• _DESCRIPTION OF THE TASK_
Return the entries below in their exact form, leaving the pictures out.

Extracted records:
----

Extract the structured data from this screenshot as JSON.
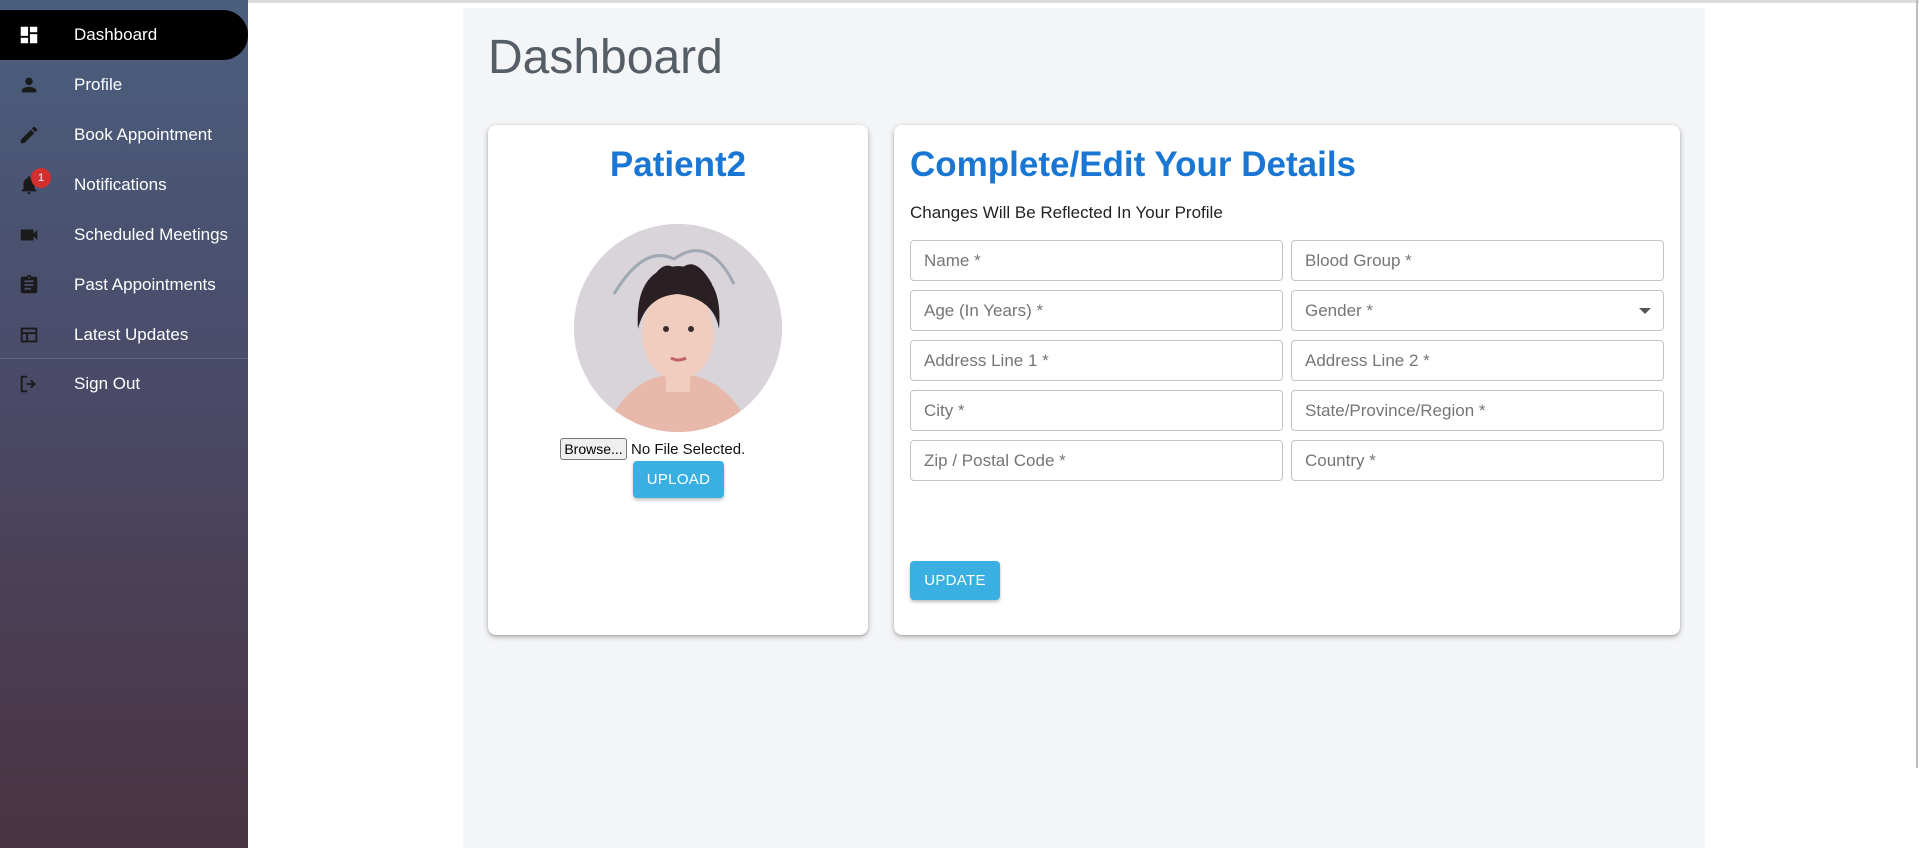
{
  "sidebar": {
    "items": [
      {
        "label": "Dashboard",
        "icon": "dashboard-icon",
        "active": true
      },
      {
        "label": "Profile",
        "icon": "person-icon"
      },
      {
        "label": "Book Appointment",
        "icon": "pencil-icon"
      },
      {
        "label": "Notifications",
        "icon": "bell-icon",
        "badge": "1"
      },
      {
        "label": "Scheduled Meetings",
        "icon": "video-camera-icon"
      },
      {
        "label": "Past Appointments",
        "icon": "clipboard-icon"
      },
      {
        "label": "Latest Updates",
        "icon": "table-icon"
      },
      {
        "label": "Sign Out",
        "icon": "sign-out-icon"
      }
    ]
  },
  "main": {
    "title": "Dashboard",
    "profile_card": {
      "name": "Patient2",
      "browse_label": "Browse...",
      "file_status": "No File Selected.",
      "upload_label": "UPLOAD"
    },
    "details_card": {
      "title": "Complete/Edit Your Details",
      "subtitle": "Changes Will Be Reflected In Your Profile",
      "fields": [
        {
          "label": "Name *"
        },
        {
          "label": "Blood Group *"
        },
        {
          "label": "Age (In Years) *"
        },
        {
          "label": "Gender *"
        },
        {
          "label": "Address Line 1 *"
        },
        {
          "label": "Address Line 2 *"
        },
        {
          "label": "City *"
        },
        {
          "label": "State/Province/Region *"
        },
        {
          "label": "Zip / Postal Code *"
        },
        {
          "label": "Country *"
        }
      ],
      "update_label": "UPDATE"
    }
  },
  "colors": {
    "accent_title": "#1976d2",
    "button": "#3ab0e2",
    "badge": "#d32f2f"
  }
}
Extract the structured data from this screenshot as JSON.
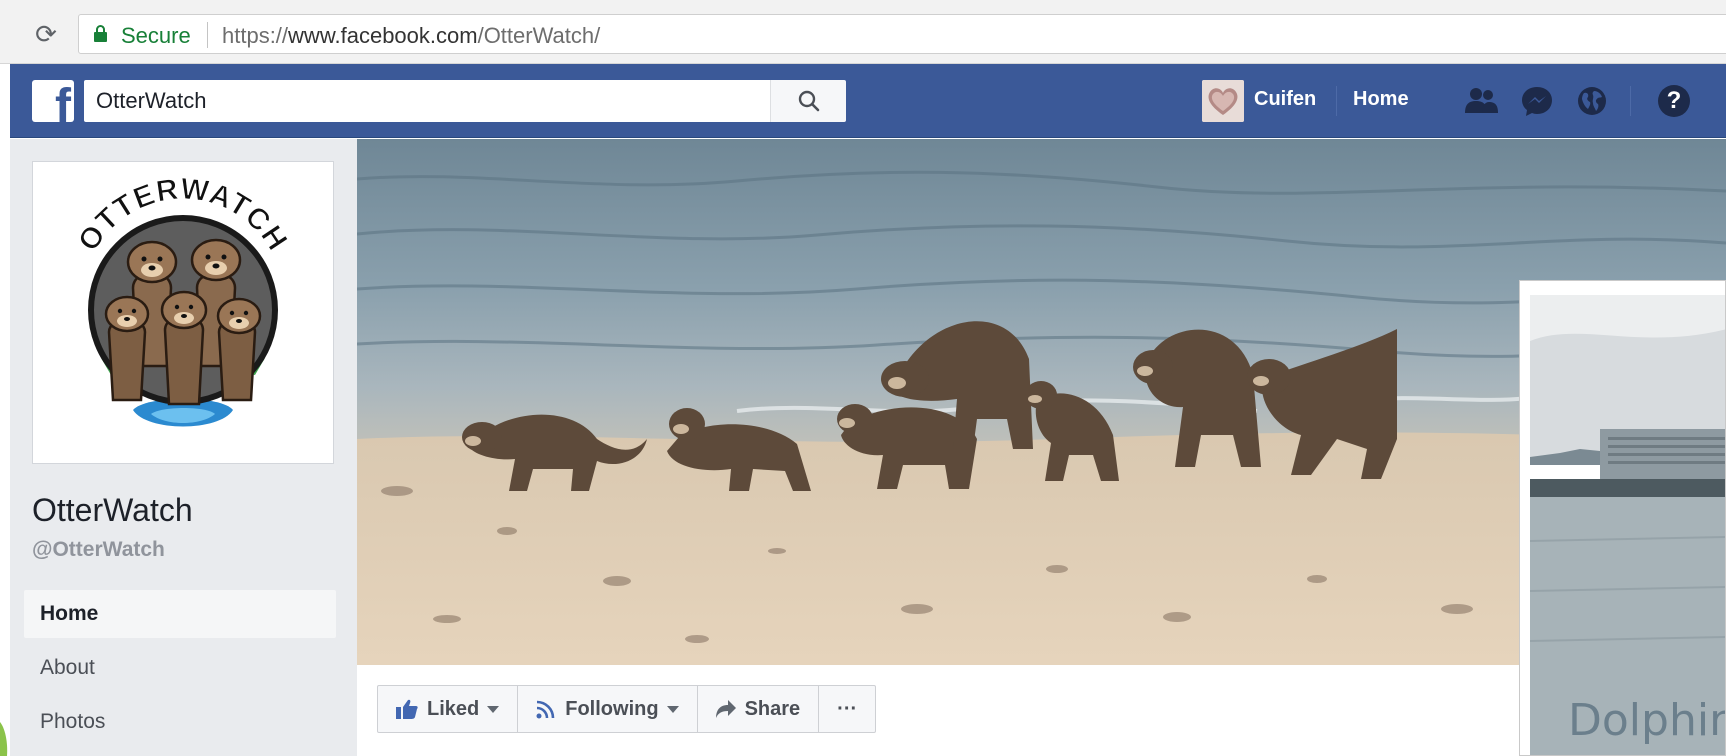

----

• _WRITTEN RESPONSE_
Extract the structured data from this screenshot as JSON.
{
  "sidebar": {
    "items": [
      {
        "label": "Dashboard",
        "icon": "dashboard-icon",
        "active": true
      },
      {
        "label": "Profile",
        "icon": "person-icon"
      },
      {
        "label": "Book Appointment",
        "icon": "pencil-icon"
      },
      {
        "label": "Notifications",
        "icon": "bell-icon",
        "badge": "1"
      },
      {
        "label": "Scheduled Meetings",
        "icon": "video-camera-icon"
      },
      {
        "label": "Past Appointments",
        "icon": "clipboard-icon"
      },
      {
        "label": "Latest Updates",
        "icon": "table-icon"
      },
      {
        "label": "Sign Out",
        "icon": "sign-out-icon"
      }
    ]
  },
  "main": {
    "title": "Dashboard",
    "profile_card": {
      "name": "Patient2",
      "browse_label": "Browse...",
      "file_status": "No File Selected.",
      "upload_label": "UPLOAD"
    },
    "details_card": {
      "title": "Complete/Edit Your Details",
      "subtitle": "Changes Will Be Reflected In Your Profile",
      "fields": [
        {
          "label": "Name *"
        },
        {
          "label": "Blood Group *"
        },
        {
          "label": "Age (In Years) *"
        },
        {
          "label": "Gender *"
        },
        {
          "label": "Address Line 1 *"
        },
        {
          "label": "Address Line 2 *"
        },
        {
          "label": "City *"
        },
        {
          "label": "State/Province/Region *"
        },
        {
          "label": "Zip / Postal Code *"
        },
        {
          "label": "Country *"
        }
      ],
      "update_label": "UPDATE"
    }
  },
  "colors": {
    "accent_title": "#1976d2",
    "button": "#3ab0e2",
    "badge": "#d32f2f"
  }
}
Extract the structured data from this screenshot as JSON.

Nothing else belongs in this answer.